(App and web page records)
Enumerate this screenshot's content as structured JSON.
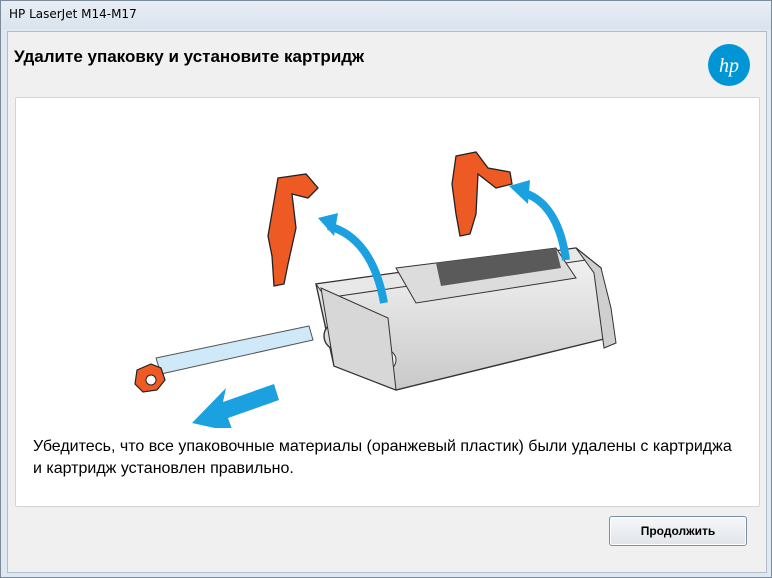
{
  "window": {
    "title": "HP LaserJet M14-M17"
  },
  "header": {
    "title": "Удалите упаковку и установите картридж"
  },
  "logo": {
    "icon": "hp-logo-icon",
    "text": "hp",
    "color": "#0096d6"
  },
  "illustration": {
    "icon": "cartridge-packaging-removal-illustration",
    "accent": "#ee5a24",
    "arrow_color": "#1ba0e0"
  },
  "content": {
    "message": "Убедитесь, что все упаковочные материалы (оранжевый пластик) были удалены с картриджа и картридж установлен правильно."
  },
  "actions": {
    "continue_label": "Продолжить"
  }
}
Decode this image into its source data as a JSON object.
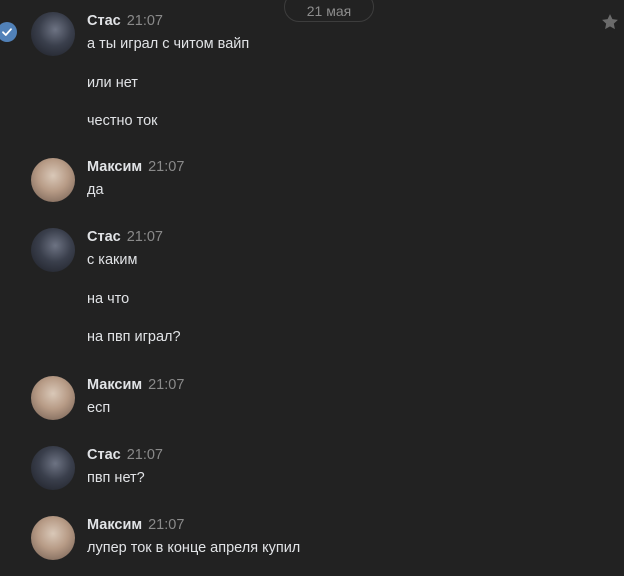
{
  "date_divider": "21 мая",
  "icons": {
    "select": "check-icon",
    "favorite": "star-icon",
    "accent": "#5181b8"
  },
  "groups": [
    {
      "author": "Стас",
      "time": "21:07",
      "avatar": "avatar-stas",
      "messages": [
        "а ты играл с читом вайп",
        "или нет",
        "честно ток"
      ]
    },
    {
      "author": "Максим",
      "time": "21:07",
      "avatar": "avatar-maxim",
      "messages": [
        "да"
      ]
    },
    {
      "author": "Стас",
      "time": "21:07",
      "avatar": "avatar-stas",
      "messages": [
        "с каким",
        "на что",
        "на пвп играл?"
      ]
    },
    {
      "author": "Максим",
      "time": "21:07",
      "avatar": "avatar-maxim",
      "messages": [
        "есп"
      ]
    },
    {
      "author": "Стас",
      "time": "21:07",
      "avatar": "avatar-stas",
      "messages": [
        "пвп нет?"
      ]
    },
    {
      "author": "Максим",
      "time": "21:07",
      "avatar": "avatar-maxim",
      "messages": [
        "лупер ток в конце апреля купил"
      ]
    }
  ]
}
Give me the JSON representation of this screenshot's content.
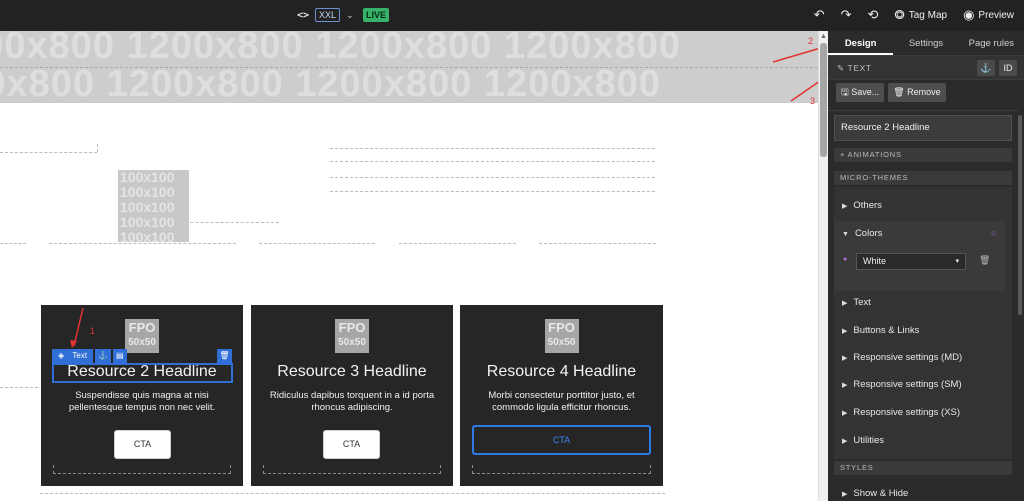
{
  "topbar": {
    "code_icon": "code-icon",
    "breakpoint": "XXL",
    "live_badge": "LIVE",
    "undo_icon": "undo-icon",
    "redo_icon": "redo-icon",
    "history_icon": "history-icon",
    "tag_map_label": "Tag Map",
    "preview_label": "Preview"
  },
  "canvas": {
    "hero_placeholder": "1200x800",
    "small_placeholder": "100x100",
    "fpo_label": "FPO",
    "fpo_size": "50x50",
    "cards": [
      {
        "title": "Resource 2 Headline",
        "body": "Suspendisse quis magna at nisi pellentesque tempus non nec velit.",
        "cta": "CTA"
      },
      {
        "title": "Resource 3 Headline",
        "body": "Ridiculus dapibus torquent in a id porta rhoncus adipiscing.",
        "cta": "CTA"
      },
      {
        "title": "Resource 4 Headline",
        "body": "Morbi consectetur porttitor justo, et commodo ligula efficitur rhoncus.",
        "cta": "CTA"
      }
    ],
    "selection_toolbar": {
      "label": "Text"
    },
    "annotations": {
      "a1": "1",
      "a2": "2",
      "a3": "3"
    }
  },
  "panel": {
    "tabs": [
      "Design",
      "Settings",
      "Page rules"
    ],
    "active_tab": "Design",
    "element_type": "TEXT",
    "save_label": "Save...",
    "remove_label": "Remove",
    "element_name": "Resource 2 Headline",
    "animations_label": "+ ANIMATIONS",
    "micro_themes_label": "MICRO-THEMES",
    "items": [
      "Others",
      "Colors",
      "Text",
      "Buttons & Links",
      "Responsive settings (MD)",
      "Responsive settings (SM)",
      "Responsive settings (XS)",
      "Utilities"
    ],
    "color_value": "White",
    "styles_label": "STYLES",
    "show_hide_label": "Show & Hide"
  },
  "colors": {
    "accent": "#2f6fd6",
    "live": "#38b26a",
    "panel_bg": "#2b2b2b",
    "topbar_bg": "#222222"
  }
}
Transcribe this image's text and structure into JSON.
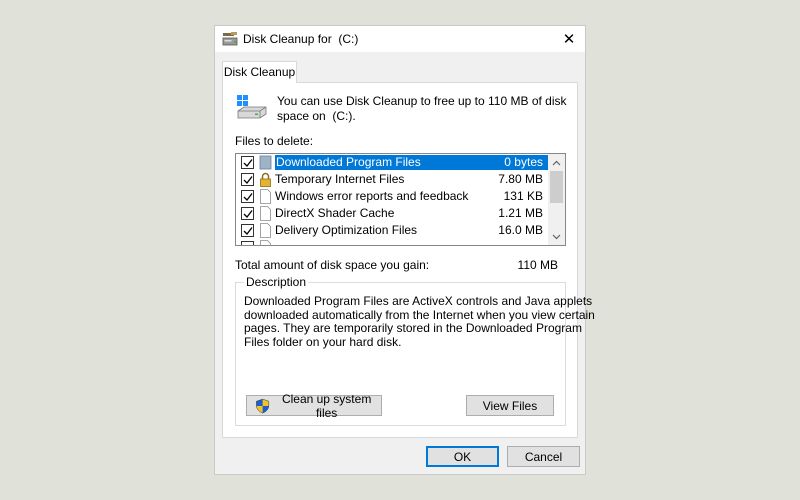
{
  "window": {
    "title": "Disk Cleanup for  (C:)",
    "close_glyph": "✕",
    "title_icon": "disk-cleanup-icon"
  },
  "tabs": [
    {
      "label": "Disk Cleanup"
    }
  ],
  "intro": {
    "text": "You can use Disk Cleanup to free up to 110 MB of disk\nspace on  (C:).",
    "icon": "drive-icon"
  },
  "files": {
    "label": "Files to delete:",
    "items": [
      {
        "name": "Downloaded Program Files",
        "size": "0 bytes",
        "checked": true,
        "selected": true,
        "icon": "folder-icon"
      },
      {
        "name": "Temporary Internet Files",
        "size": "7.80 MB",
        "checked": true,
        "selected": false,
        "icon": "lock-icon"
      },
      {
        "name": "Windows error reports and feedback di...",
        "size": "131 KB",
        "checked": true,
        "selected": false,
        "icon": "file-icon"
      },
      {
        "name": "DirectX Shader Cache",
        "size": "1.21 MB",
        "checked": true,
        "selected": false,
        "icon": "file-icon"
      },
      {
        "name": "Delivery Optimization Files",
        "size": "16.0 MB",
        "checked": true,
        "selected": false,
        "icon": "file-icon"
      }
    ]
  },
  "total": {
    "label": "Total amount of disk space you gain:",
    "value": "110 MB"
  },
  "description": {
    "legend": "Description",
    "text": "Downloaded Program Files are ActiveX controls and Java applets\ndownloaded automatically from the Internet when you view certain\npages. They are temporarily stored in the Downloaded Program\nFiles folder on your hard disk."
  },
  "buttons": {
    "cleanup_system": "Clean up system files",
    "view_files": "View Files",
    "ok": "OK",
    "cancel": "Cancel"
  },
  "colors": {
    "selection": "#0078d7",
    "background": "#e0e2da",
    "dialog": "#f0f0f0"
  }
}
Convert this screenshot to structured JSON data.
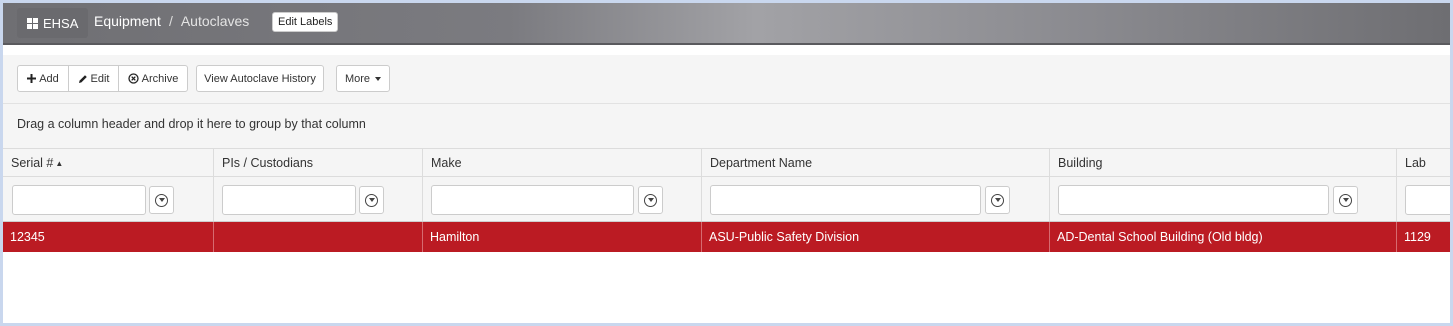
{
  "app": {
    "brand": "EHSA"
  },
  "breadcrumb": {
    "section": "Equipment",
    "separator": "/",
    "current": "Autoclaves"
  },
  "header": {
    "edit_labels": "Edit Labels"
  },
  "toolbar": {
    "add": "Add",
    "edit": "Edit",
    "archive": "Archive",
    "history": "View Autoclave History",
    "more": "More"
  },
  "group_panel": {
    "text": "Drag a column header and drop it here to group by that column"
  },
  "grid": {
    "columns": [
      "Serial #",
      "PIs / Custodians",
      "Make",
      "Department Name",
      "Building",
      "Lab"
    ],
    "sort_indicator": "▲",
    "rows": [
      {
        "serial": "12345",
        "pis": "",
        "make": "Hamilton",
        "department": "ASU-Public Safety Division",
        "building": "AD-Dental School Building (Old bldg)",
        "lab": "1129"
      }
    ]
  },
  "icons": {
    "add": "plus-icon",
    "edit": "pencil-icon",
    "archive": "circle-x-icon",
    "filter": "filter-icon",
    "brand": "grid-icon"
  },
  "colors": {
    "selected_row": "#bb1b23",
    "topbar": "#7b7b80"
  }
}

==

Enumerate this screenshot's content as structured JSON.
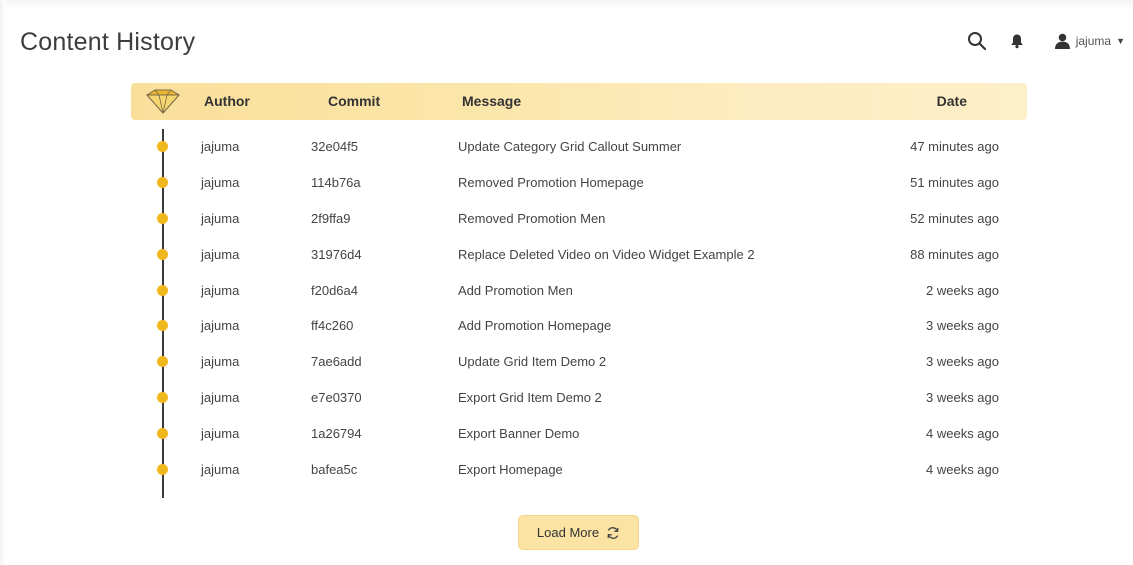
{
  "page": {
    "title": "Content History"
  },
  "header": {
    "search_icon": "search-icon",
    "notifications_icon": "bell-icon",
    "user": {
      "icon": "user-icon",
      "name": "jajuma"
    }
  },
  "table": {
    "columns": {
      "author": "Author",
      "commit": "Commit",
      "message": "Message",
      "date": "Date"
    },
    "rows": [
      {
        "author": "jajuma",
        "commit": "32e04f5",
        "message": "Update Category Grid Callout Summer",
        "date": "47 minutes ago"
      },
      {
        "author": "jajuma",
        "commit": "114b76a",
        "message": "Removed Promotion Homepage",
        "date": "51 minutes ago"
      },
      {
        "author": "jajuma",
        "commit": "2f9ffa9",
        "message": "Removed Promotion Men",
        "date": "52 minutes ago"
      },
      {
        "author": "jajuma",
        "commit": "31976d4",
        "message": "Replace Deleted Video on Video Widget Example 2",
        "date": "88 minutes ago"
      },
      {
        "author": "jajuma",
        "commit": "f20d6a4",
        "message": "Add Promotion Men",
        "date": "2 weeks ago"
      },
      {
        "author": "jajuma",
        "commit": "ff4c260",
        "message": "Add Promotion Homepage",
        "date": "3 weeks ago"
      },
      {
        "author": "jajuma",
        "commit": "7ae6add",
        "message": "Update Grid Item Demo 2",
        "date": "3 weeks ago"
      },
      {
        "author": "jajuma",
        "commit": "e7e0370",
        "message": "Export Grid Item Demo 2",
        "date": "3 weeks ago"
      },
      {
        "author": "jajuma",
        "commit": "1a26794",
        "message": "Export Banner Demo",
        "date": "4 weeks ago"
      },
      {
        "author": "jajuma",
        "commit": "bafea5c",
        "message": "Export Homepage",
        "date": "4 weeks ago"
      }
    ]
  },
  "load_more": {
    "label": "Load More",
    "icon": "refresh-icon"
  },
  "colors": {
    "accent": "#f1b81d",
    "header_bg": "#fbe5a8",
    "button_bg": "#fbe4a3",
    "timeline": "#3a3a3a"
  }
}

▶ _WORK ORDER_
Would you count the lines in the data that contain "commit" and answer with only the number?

▶ _WRITTEN RESPONSE_
11